Most defendants in Baluwatar case have been released either on bail or general datesFormer Deputy Prime Minister Gachhadar and key middlemen including Ram Kumar Subedi and Sobha Kanta Dhakal are yet to present themselves to the court.
The Special Court has released most of the defendants in the Baluwatar land scam case either on bail or on general dates.
According to the court, it has so far heard 100 of the 175 defendants implicated in the case by the Commission for Investigation for Abuse of Authority in February this year.
“The court has so far sent two defendents into judicial custody including Deep Basnyat, former chief commissioner of the Commission for Investigation of Abuse of Authority, and Krishna Prasad Poudel, former staff member at the Dillibazar-based land revenue office. Others were either released on bail or on general dates,” said Pushpa Raj Pandeya, spokesperson for the Special Court.
Former chairperson of the Special Court Gauri Bahadur Karki said the Special Court did the right thing by sending Basnyat to judicial custody considering his track record and his position of power that he allegedly abused.
“Such a decision is necessary to make an example,” he told the Post. “Even though Basnyat can move the Supreme Court, it will be hard for the Supreme Court to overturn the order of the Special Court considering the impression such a decision would have among the public about the Supreme Court.”
On Sunday, Special Court Chairperson Prem Raj Karki and the judge duo, Abdul Aziz Musalman and Nitya Nanda Pandeya, passed down the order to send Basnyat to judicial custody.
The bench said that Basnyat had to be sent to judicial custody as he admitted to having prepared and taken proposal of expanding the area of Prime Minister’s residence to the Cabinet after securing approval of the then deputy prime minister Bijaya Kumar Gachhadar.
Basnyat was secretary at the Ministry of Physical Infrastructure at the time. He now stands accused of creating fake tenants to distribute the government-owned land in Baluwatar to private individuals.
Earlier this year, Poudel, the former staff member at Dillibazar land revenue office, was also sent to judicial custody in connection to the case.
According to Bipin Adhikari, former dean of Kathmandu University School of Law, the court usually does not send anybody into judicial custody as long as the courts sees the possibility that the defendants could destroy evidence, threaten their victims, or run away.
Although the Special Court sent Basnyat and Poudel to judicial custody, it issued conditional release orders in case of former ministers Dambar Shrestha, Chabbi Raj Pant and Chandra Dev Joshi.

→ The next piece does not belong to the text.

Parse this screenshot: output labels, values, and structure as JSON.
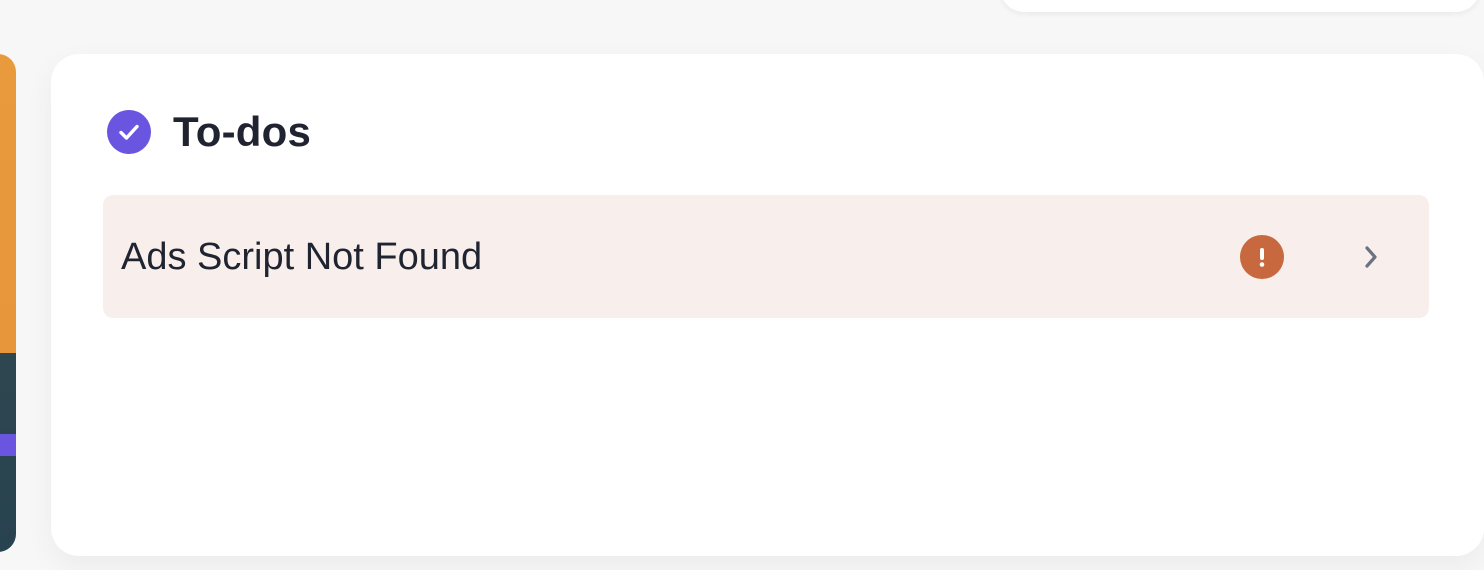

Shrestha and Pant were released on bail while Joshi was released on a general date.
Considering the decision taken by the Cabinet based on Shrestha’s proposal, the court had sought Rs500,000 as bail to release him. An equal amount in bail was sought from former Pant.
The Special Court had released Joshi on general date last month citing his age of 83 years, weak physical condition, weak financial condition and the risk of Covid-19.

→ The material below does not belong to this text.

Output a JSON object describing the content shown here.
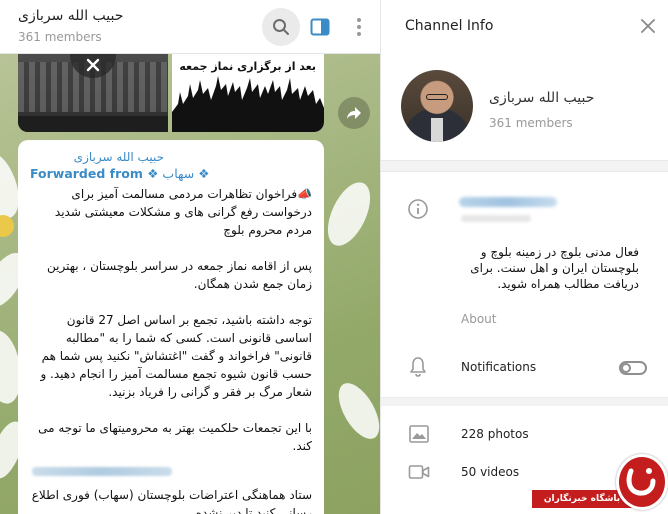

“I don’t know on what basis the court passed its order in the case of defendants charged in the Baluwatar land scam,” Adhikari, the former dean of Kathmandu University, said, noting that many of the accused had not even been tried yet.
Gachchhadar, the former deputy prime minister; Rukma Shumsher Rana, son of late Nepali Congress leader Subarna Shumsher Rana; Min Bahadur Gurung, the owner of Bhatbhateni Supermarket; and Ram Kumar Subedi and Sobha Kanta Dhakal, the alleged middlemen in the case, are yet to present themselves before the court.
“We have sent dates for their presence at the court through the district courts concerned,” said Pandeya, the Special Court spokesperson.
Anti-corruption campaigners argue that it is essential that the court acts tough against those involved in major corruption scandals to deter other corrupt people.
Khem Raj Regmi, president of Transparency International, Nepal, an anti-corruption advocacy group, said that it is necessary to send serious offenders to judicial custody.
“I don’t know on what basis orders were passed in the case of the defendants in the Baluwatar land scam. I hope the court might have used its wisdom correctly,” he said.